A trial over a charge for marijuana possession took place in Alaska in 2003, where the defendant argued that he had a constitutional right to possess marijuana despite laws in place–Noy v. State.
David Noy was arrested for smoking marijuana at a barbecue at his North Pole home after police smelled marijuana and investigated. Noy’s home was found to contain several ounces of marijuana as well as 5 immature plants, but no scales or other evidence of commercial conduct. Noy was prosecuted and convicted of marijuana possession under a 1990 statute criminalizing any amount of marijuana.
Noy appealed the decision, and in Noy v. State (2003) Noy’s counsel argued that Noy’s actions were protected by the privacy provision of the Alaskan constitution. The court agreed: according to the state constitution, Alaskan citizens have a right to possess less than four ounces of marijuana in their home for personal use.
The court found that statue AS 11.71.060(a)(1), which made illegal using, displaying, or possessing any amount of marijuana, criminalized conduct that the Alaska Supreme Court had declared protected under article I, section 22 of the Alaska constitution. This finding was based in main upon an amendment to the state constitution made in 1972.
The amendment states, “The right of the people to privacy is recognized and shall not be infringed. The legislature shall implement this section.” (Article I, section 22).
In Ravin v. State (1975), the constitution was found to protect possession and ingestion of marijuana for personal use in one’s home in a purely personal, non-commercial context. In Ravin, the privacy protection extended to marijuana could only be overturned if the state could show that the intrusion into people’s privacy bore “a close and substantial relationship to a legitimate government interest,” i.e. public health or welfare would suffer without prohibition of private possession of marijuana. The court found that in Ravin such an interest had been demonstrated in the case of drivers, youth, buyers and sellers, and use in public places, but not for adults in general.

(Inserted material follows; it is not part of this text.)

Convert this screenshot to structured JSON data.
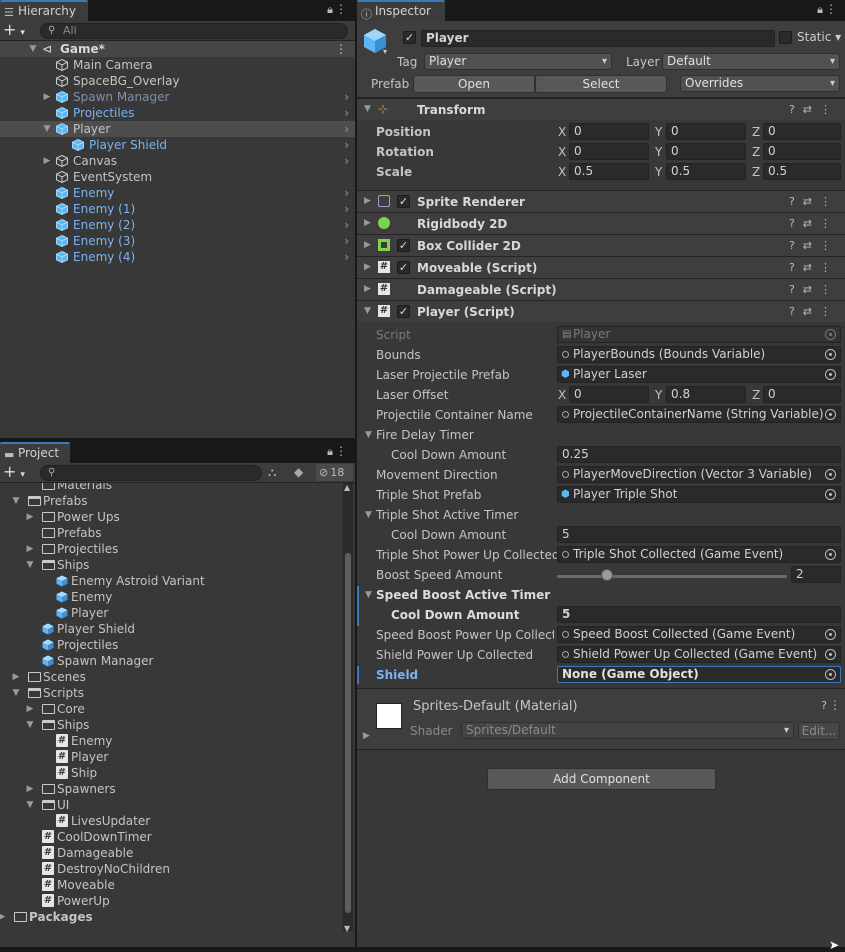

In 1982, the Alaskan legislature changed the law dealing with marijuana from Title 17 to Title 11 and dropped the civil fine for possession for personal use in a non-public place, alligning the law with Ravin. In 1990, however, Alaskan voters approved a ballot (citing variously as 51 and 55% majority) that amended AS 11.71 subsections and made possession illegal. Noy was charged under this 1990 law.
To decide Noy, the court sought to answer if the law under which Noy was charged was unconstitutional, in which case it would be void.
Important to the courts decision was the process by which Statute 11.71 was enacted: the ballot. The court sought to answer whether Alaskans can enact legislation by ballot. The court found that Alaskans could, according to Article XII sec. 11 of the Alaska constitution, which reads that through the ballot Alaskans may exercise “the law-making powers assigned to the legislature” (subject to the limitations in Article XI), but, just like legislative action, the initiative process must not violate the constitution. Statute 11.71 did violate the constitution in part, and so, the court found, the statute must be limited to preserve its constitutionality. The statute was to return to its pre-1990 version in order to conform to the constitution.
Therefore, the court found that marijuana possession by adults in their home for personal use (as in Ravin) remained constitutional, entitling Noy to a new trial. The original conviction was reversed and Noy was granted a new trial, wherein he could possibly be re-convicted if he was found to possess more than four ounces of marijuana (the amount not protected by the constitution).
By Day Blakely Donaldson